I knew something was really happening in China when cement and steel prices escalated here a few years ago because China was seemingly sucking the world’s raw resources. China is switching economic planes in mid-air from an agricultural based economy to manufacturing economy.
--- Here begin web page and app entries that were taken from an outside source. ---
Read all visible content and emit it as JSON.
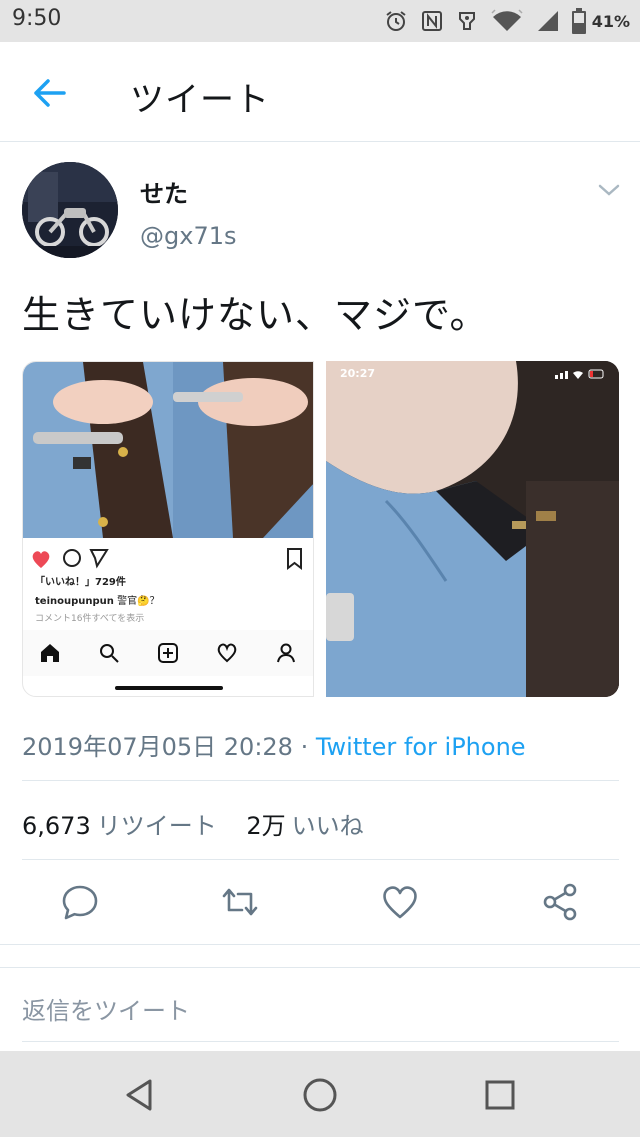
{
  "status_bar": {
    "time": "9:50",
    "battery": "41%"
  },
  "header": {
    "title": "ツイート"
  },
  "tweet": {
    "display_name": "せた",
    "username": "@gx71s",
    "text": "生きていけない、マジで。",
    "timestamp": "2019年07月05日 20:28",
    "separator": " · ",
    "source": "Twitter for iPhone",
    "retweet_count": "6,673",
    "retweet_label": "リツイート",
    "like_count": "2万",
    "like_label": "いいね"
  },
  "media": {
    "left": {
      "likes_text": "「いいね！」729件",
      "caption_user": "teinoupunpun",
      "caption_text": " 警官🤔？",
      "comments_text": "コメント16件すべてを表示"
    },
    "right": {
      "time": "20:27"
    }
  },
  "reply": {
    "placeholder": "返信をツイート"
  },
  "colors": {
    "accent": "#1da1f2",
    "secondary_text": "#657786",
    "heart": "#ed4956"
  },
  "icons": {
    "back": "arrow-left-icon",
    "more": "chevron-down-icon",
    "reply": "reply-icon",
    "retweet": "retweet-icon",
    "like": "heart-icon",
    "share": "share-icon"
  }
}
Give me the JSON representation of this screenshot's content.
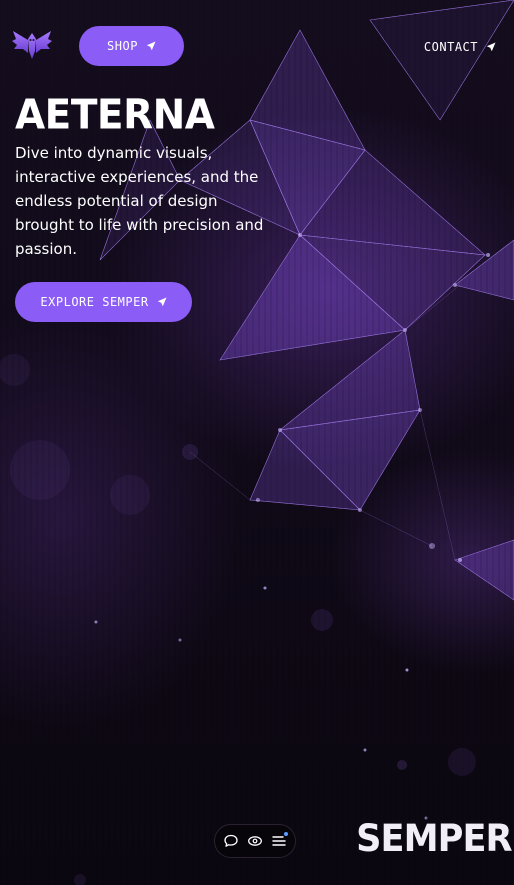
{
  "header": {
    "shop_label": "SHOP",
    "contact_label": "CONTACT",
    "logo_icon": "winged-emblem-icon"
  },
  "hero": {
    "title": "AETERNA",
    "tagline": "Dive into dynamic visuals, interactive experiences, and the endless potential of design brought to life with precision and passion.",
    "cta_label": "EXPLORE SEMPER"
  },
  "toolbar": {
    "icons": [
      "chat-bubble-icon",
      "eye-icon",
      "menu-icon"
    ]
  },
  "footer": {
    "wordmark": "SEMPER"
  },
  "colors": {
    "accent": "#8b5cf6",
    "background": "#0b0710",
    "text": "#ffffff",
    "notification": "#5b9bff"
  }
}
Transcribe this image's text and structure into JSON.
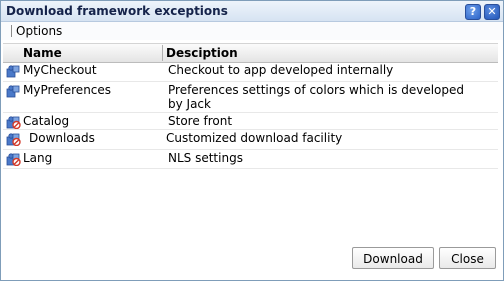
{
  "dialog": {
    "title": "Download framework exceptions",
    "help_glyph": "?",
    "close_glyph": "✕"
  },
  "menu": {
    "options_label": "Options"
  },
  "table": {
    "columns": [
      "Name",
      "Desciption"
    ],
    "rows": [
      {
        "name": "MyCheckout",
        "description": "Checkout to app developed internally",
        "icon": "puzzle-icon"
      },
      {
        "name": "MyPreferences",
        "description": "Preferences settings of colors which is developed by Jack",
        "icon": "puzzle-icon"
      },
      {
        "name": "Catalog",
        "description": "Store front",
        "icon": "puzzle-blocked-icon"
      },
      {
        "name": "Downloads",
        "description": "Customized download facility",
        "icon": "puzzle-blocked-icon"
      },
      {
        "name": "Lang",
        "description": "NLS settings",
        "icon": "puzzle-blocked-icon"
      }
    ]
  },
  "buttons": {
    "download_label": "Download",
    "close_label": "Close"
  },
  "colors": {
    "title_text": "#15234a",
    "puzzle_blue": "#4a79c9",
    "blocked_red": "#d23a2a"
  }
}
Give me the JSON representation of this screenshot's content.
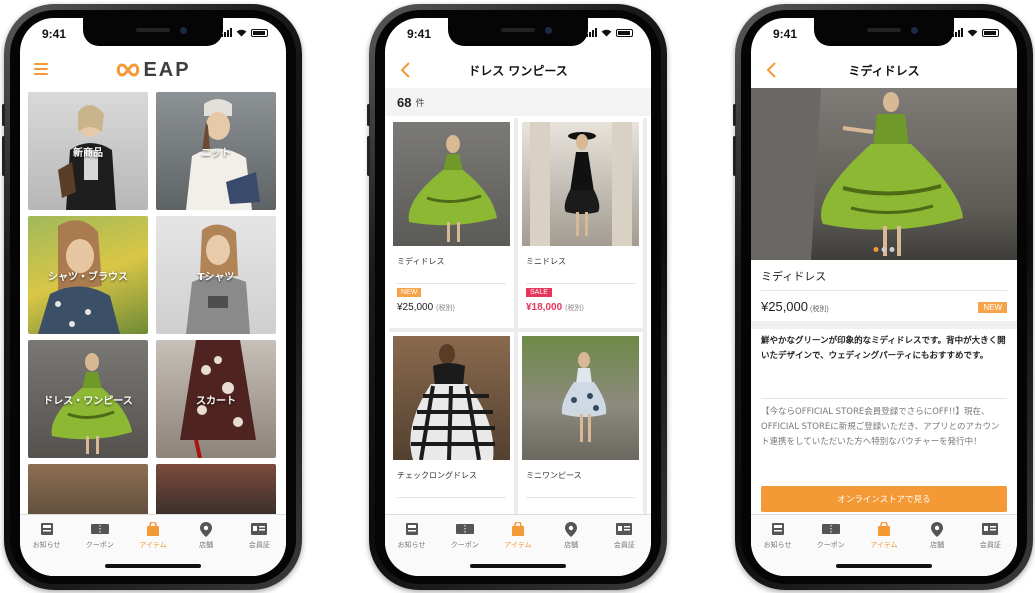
{
  "status": {
    "time": "9:41"
  },
  "tabs": [
    {
      "label": "お知らせ",
      "icon": "news-icon"
    },
    {
      "label": "クーポン",
      "icon": "coupon-icon"
    },
    {
      "label": "アイテム",
      "icon": "bag-icon"
    },
    {
      "label": "店舗",
      "icon": "location-pin-icon"
    },
    {
      "label": "会員証",
      "icon": "member-card-icon"
    }
  ],
  "active_tab": "アイテム",
  "accent_color": "#f39a36",
  "screen1": {
    "logo_text": "EAP",
    "categories": [
      {
        "label": "新商品"
      },
      {
        "label": "ニット"
      },
      {
        "label": "シャツ・ブラウス"
      },
      {
        "label": "Tシャツ"
      },
      {
        "label": "ドレス・ワンピース"
      },
      {
        "label": "スカート"
      }
    ]
  },
  "screen2": {
    "title": "ドレス ワンピース",
    "count": "68",
    "count_unit": "件",
    "products": [
      {
        "name": "ミディドレス",
        "badge": "NEW",
        "price": "¥25,000",
        "tax": "(税別)"
      },
      {
        "name": "ミニドレス",
        "badge": "SALE",
        "price": "¥18,000",
        "tax": "(税別)"
      },
      {
        "name": "チェックロングドレス",
        "badge": "",
        "price": "",
        "tax": ""
      },
      {
        "name": "ミニワンピース",
        "badge": "",
        "price": "",
        "tax": ""
      }
    ]
  },
  "screen3": {
    "title": "ミディドレス",
    "product_name": "ミディドレス",
    "price": "¥25,000",
    "tax": "(税別)",
    "badge": "NEW",
    "description": "鮮やかなグリーンが印象的なミディドレスです。背中が大きく開いたデザインで、ウェディングパーティにもおすすめです。",
    "promo": "【今ならOFFICIAL STORE会員登録でさらにOFF!!】現在、OFFICIAL STOREに新規ご登録いただき、アプリとのアカウント連携をしていただいた方へ特別なバウチャーを発行中！",
    "cta": "オンラインストアで見る"
  }
}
Unprecedented growth has brought enormous challenges in water resources.
I thought this morning I would try to collect some of these China water facts that are splattered in miscellaneous reports into one blog post.
- 400 out of 600 cities in China are facing water shortages to varying degrees, including 30 out of the 32 largest cities.
- The combined health and non-health cost of outdoor air and water pollution on China’s economy comes to around $100 billion a year(or about 5.8 percent of China’s GDP).
- Overall cost of water scarcity was estimated to be about one percent of their GDP.
- 40 percent of China’s rivers are grade V (not suitable for drinking, industry, or agriculture) or worse
- Lack of municipal wastewater treatment is a big driver of water pollution throughout China with nationwide rates of treatment only average around 30 percent.
- 6 of China’s 27 largest cities meet their own drinking water standards.
- Only 17% of rural households had access to tap water.
- The per capita water volume in China is one fourth of the world average.
- 90% of cities’ groundwater and 75% of rivers and lakes are polluted.
- Chinese water prices do not reflect scarcity: they are 70- 80% below prices in countries with adequate water per capita